**What you are asked to do**
The expected answer is the data below, retyped exactly.

Records drawn from a dataset:
◆ ◆ ◆ ◆

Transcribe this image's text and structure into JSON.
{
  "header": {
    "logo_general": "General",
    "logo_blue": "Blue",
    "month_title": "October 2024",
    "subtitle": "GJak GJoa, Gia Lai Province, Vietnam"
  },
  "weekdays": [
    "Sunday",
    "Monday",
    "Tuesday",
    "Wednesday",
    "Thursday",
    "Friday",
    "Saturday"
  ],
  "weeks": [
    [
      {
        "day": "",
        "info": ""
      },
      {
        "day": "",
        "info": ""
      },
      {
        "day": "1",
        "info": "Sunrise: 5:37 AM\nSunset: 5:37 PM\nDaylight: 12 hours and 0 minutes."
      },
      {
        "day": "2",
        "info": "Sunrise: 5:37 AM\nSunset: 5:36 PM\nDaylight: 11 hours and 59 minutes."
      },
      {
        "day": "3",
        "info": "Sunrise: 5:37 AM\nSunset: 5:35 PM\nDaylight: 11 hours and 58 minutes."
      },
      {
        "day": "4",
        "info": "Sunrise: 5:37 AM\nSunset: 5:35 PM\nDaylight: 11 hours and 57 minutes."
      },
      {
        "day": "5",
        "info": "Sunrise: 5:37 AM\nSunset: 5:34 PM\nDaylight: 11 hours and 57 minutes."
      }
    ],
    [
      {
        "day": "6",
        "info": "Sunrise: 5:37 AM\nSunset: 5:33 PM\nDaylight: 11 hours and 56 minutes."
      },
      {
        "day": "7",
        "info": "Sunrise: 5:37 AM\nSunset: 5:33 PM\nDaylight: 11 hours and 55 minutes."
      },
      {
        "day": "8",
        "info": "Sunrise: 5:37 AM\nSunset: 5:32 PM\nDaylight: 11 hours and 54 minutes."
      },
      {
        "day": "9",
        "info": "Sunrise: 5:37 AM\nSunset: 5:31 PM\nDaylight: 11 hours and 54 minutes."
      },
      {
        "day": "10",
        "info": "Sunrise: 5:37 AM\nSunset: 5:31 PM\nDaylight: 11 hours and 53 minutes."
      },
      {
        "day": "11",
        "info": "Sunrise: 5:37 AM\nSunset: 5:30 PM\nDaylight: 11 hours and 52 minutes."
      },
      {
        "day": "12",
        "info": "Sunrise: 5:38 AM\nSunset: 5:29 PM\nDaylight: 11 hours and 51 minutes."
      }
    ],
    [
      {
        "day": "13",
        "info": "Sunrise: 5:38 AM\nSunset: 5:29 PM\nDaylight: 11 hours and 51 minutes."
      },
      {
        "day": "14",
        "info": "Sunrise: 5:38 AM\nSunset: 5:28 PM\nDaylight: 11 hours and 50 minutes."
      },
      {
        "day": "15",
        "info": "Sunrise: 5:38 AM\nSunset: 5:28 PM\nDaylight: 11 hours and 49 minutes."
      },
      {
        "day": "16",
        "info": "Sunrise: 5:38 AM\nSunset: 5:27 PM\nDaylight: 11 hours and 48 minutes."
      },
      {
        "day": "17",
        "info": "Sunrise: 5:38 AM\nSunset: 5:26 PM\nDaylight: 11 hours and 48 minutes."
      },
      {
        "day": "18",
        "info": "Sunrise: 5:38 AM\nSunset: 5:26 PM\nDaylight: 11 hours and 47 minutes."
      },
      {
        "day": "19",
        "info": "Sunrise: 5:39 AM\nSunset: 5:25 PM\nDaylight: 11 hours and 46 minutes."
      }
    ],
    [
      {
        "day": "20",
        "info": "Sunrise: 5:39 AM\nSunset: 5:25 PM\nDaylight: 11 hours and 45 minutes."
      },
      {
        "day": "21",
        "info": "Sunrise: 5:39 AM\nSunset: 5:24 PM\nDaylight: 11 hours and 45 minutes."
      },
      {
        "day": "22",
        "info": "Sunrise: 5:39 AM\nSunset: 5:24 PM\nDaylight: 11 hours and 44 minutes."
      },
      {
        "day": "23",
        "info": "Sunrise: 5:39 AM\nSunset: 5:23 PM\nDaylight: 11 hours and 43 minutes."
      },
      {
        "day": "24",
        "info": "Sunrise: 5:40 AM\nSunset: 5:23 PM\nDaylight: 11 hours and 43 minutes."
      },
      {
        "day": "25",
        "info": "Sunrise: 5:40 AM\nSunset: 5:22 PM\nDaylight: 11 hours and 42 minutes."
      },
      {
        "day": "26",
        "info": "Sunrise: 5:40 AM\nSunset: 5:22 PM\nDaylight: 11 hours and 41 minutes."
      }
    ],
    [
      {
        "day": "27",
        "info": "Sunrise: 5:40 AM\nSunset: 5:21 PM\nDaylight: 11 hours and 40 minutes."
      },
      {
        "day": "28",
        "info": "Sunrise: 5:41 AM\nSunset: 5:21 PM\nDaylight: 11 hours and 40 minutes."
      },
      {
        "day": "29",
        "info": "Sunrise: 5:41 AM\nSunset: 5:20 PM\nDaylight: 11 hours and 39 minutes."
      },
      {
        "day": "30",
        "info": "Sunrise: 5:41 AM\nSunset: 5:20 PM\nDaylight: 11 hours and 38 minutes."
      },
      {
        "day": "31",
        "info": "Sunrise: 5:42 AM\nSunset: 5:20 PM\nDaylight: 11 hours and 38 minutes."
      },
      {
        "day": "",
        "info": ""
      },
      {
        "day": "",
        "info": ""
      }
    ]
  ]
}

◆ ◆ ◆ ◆

**The answer**
Transcribe this image's text and structure into JSON.
{
  "header": {
    "logo_general": "General",
    "logo_blue": "Blue",
    "month_title": "October 2024",
    "subtitle": "GJak GJoa, Gia Lai Province, Vietnam"
  },
  "weekdays": [
    "Sunday",
    "Monday",
    "Tuesday",
    "Wednesday",
    "Thursday",
    "Friday",
    "Saturday"
  ],
  "weeks": [
    [
      {
        "day": "",
        "info": ""
      },
      {
        "day": "",
        "info": ""
      },
      {
        "day": "1",
        "info": "Sunrise: 5:37 AM\nSunset: 5:37 PM\nDaylight: 12 hours and 0 minutes."
      },
      {
        "day": "2",
        "info": "Sunrise: 5:37 AM\nSunset: 5:36 PM\nDaylight: 11 hours and 59 minutes."
      },
      {
        "day": "3",
        "info": "Sunrise: 5:37 AM\nSunset: 5:35 PM\nDaylight: 11 hours and 58 minutes."
      },
      {
        "day": "4",
        "info": "Sunrise: 5:37 AM\nSunset: 5:35 PM\nDaylight: 11 hours and 57 minutes."
      },
      {
        "day": "5",
        "info": "Sunrise: 5:37 AM\nSunset: 5:34 PM\nDaylight: 11 hours and 57 minutes."
      }
    ],
    [
      {
        "day": "6",
        "info": "Sunrise: 5:37 AM\nSunset: 5:33 PM\nDaylight: 11 hours and 56 minutes."
      },
      {
        "day": "7",
        "info": "Sunrise: 5:37 AM\nSunset: 5:33 PM\nDaylight: 11 hours and 55 minutes."
      },
      {
        "day": "8",
        "info": "Sunrise: 5:37 AM\nSunset: 5:32 PM\nDaylight: 11 hours and 54 minutes."
      },
      {
        "day": "9",
        "info": "Sunrise: 5:37 AM\nSunset: 5:31 PM\nDaylight: 11 hours and 54 minutes."
      },
      {
        "day": "10",
        "info": "Sunrise: 5:37 AM\nSunset: 5:31 PM\nDaylight: 11 hours and 53 minutes."
      },
      {
        "day": "11",
        "info": "Sunrise: 5:37 AM\nSunset: 5:30 PM\nDaylight: 11 hours and 52 minutes."
      },
      {
        "day": "12",
        "info": "Sunrise: 5:38 AM\nSunset: 5:29 PM\nDaylight: 11 hours and 51 minutes."
      }
    ],
    [
      {
        "day": "13",
        "info": "Sunrise: 5:38 AM\nSunset: 5:29 PM\nDaylight: 11 hours and 51 minutes."
      },
      {
        "day": "14",
        "info": "Sunrise: 5:38 AM\nSunset: 5:28 PM\nDaylight: 11 hours and 50 minutes."
      },
      {
        "day": "15",
        "info": "Sunrise: 5:38 AM\nSunset: 5:28 PM\nDaylight: 11 hours and 49 minutes."
      },
      {
        "day": "16",
        "info": "Sunrise: 5:38 AM\nSunset: 5:27 PM\nDaylight: 11 hours and 48 minutes."
      },
      {
        "day": "17",
        "info": "Sunrise: 5:38 AM\nSunset: 5:26 PM\nDaylight: 11 hours and 48 minutes."
      },
      {
        "day": "18",
        "info": "Sunrise: 5:38 AM\nSunset: 5:26 PM\nDaylight: 11 hours and 47 minutes."
      },
      {
        "day": "19",
        "info": "Sunrise: 5:39 AM\nSunset: 5:25 PM\nDaylight: 11 hours and 46 minutes."
      }
    ],
    [
      {
        "day": "20",
        "info": "Sunrise: 5:39 AM\nSunset: 5:25 PM\nDaylight: 11 hours and 45 minutes."
      },
      {
        "day": "21",
        "info": "Sunrise: 5:39 AM\nSunset: 5:24 PM\nDaylight: 11 hours and 45 minutes."
      },
      {
        "day": "22",
        "info": "Sunrise: 5:39 AM\nSunset: 5:24 PM\nDaylight: 11 hours and 44 minutes."
      },
      {
        "day": "23",
        "info": "Sunrise: 5:39 AM\nSunset: 5:23 PM\nDaylight: 11 hours and 43 minutes."
      },
      {
        "day": "24",
        "info": "Sunrise: 5:40 AM\nSunset: 5:23 PM\nDaylight: 11 hours and 43 minutes."
      },
      {
        "day": "25",
        "info": "Sunrise: 5:40 AM\nSunset: 5:22 PM\nDaylight: 11 hours and 42 minutes."
      },
      {
        "day": "26",
        "info": "Sunrise: 5:40 AM\nSunset: 5:22 PM\nDaylight: 11 hours and 41 minutes."
      }
    ],
    [
      {
        "day": "27",
        "info": "Sunrise: 5:40 AM\nSunset: 5:21 PM\nDaylight: 11 hours and 40 minutes."
      },
      {
        "day": "28",
        "info": "Sunrise: 5:41 AM\nSunset: 5:21 PM\nDaylight: 11 hours and 40 minutes."
      },
      {
        "day": "29",
        "info": "Sunrise: 5:41 AM\nSunset: 5:20 PM\nDaylight: 11 hours and 39 minutes."
      },
      {
        "day": "30",
        "info": "Sunrise: 5:41 AM\nSunset: 5:20 PM\nDaylight: 11 hours and 38 minutes."
      },
      {
        "day": "31",
        "info": "Sunrise: 5:42 AM\nSunset: 5:20 PM\nDaylight: 11 hours and 38 minutes."
      },
      {
        "day": "",
        "info": ""
      },
      {
        "day": "",
        "info": ""
      }
    ]
  ]
}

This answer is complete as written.